Gerald Verner (1897-1980) was a prolific writer of thrillers and wrote more than 120 novels translated into over 35 languages. Successful stage plays included adaptations of Peter Cheyneys The Urgent Hangman into Meet Mr.Callaghan (1952) and the Agatha Christie thriller Towards Zero (1956). Many of his books were adapted into radio serials, stage plays and films. In the 1930s he wrote for the magazines The Thriller and Detective Weekly. With changed names of titles and the protagonists many of these stories were recycled as novels for the publisher Wright & Brown. His style was heavily influenced by that of Edgar Wallace.
He was born John Robert Stuart Pringle in Streatham, London on 31st January 1897 and died of natural causes at Broadstairs, Kent, England on 16th September 1980. The Duke of Windsor was an avid fan of Verner's thrillers and was presented with a special edition of 15 of them bound in blue.

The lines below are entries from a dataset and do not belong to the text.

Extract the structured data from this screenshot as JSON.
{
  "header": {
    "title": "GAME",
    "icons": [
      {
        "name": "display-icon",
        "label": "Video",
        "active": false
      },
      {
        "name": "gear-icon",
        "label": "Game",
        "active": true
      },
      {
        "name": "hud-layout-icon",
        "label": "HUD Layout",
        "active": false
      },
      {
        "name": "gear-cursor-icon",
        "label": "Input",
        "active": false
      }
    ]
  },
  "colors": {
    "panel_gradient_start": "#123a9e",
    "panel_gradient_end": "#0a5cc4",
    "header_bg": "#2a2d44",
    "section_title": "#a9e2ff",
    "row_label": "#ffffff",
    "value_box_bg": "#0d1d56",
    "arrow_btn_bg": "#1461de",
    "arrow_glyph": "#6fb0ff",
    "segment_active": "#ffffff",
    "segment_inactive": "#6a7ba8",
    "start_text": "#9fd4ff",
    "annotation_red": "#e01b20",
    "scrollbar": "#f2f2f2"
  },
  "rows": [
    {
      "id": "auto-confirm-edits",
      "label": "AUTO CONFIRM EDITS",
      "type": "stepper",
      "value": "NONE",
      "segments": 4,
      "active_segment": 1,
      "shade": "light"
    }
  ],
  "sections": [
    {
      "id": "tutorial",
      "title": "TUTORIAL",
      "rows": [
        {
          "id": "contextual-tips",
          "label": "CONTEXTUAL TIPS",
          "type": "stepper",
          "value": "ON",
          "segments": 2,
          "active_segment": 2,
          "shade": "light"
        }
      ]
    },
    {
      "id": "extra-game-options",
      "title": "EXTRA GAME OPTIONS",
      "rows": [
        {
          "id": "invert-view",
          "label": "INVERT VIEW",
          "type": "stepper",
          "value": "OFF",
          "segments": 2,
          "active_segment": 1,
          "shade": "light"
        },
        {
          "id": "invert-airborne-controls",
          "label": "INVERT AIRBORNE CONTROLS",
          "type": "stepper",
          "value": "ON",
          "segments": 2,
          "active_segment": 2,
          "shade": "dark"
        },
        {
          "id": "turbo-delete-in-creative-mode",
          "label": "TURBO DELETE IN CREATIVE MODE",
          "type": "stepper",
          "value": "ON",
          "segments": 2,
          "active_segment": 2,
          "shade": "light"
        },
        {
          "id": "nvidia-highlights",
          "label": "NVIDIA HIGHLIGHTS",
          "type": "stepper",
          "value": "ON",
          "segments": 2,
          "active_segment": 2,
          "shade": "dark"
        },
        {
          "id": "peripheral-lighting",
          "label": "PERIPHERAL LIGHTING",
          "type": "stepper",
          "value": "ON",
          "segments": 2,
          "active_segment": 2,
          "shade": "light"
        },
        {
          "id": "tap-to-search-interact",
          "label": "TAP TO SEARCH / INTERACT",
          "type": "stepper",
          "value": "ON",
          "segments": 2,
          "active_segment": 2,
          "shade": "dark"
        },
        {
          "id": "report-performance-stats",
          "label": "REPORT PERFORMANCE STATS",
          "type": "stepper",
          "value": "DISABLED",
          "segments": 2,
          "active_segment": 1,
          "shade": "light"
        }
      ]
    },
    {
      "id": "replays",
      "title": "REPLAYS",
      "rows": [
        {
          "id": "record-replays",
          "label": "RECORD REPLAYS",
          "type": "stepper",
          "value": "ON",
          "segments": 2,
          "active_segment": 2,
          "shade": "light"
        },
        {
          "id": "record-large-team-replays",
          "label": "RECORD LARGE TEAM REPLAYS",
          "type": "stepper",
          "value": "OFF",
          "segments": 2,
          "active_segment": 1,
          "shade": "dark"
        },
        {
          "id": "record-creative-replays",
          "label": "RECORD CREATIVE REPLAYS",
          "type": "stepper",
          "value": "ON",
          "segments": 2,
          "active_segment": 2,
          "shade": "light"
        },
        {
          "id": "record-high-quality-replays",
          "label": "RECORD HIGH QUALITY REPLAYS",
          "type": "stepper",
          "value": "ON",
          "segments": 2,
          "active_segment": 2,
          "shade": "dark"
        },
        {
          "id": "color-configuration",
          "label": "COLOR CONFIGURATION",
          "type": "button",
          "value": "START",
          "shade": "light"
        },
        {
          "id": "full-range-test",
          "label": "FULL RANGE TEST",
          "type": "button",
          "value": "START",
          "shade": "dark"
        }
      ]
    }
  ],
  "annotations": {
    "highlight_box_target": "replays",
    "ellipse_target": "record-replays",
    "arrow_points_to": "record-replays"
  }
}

In his early days he used to write entirely under the name of Donald Stuart, including 44 stories for the Sexton Blake Library. He also wrote 6 stories for Union Jack and 3 for the The Thrillerunder this pseudonym as well as two stage plays and two films. His other pseudonyms include Derwent Steele and Nigel Vane.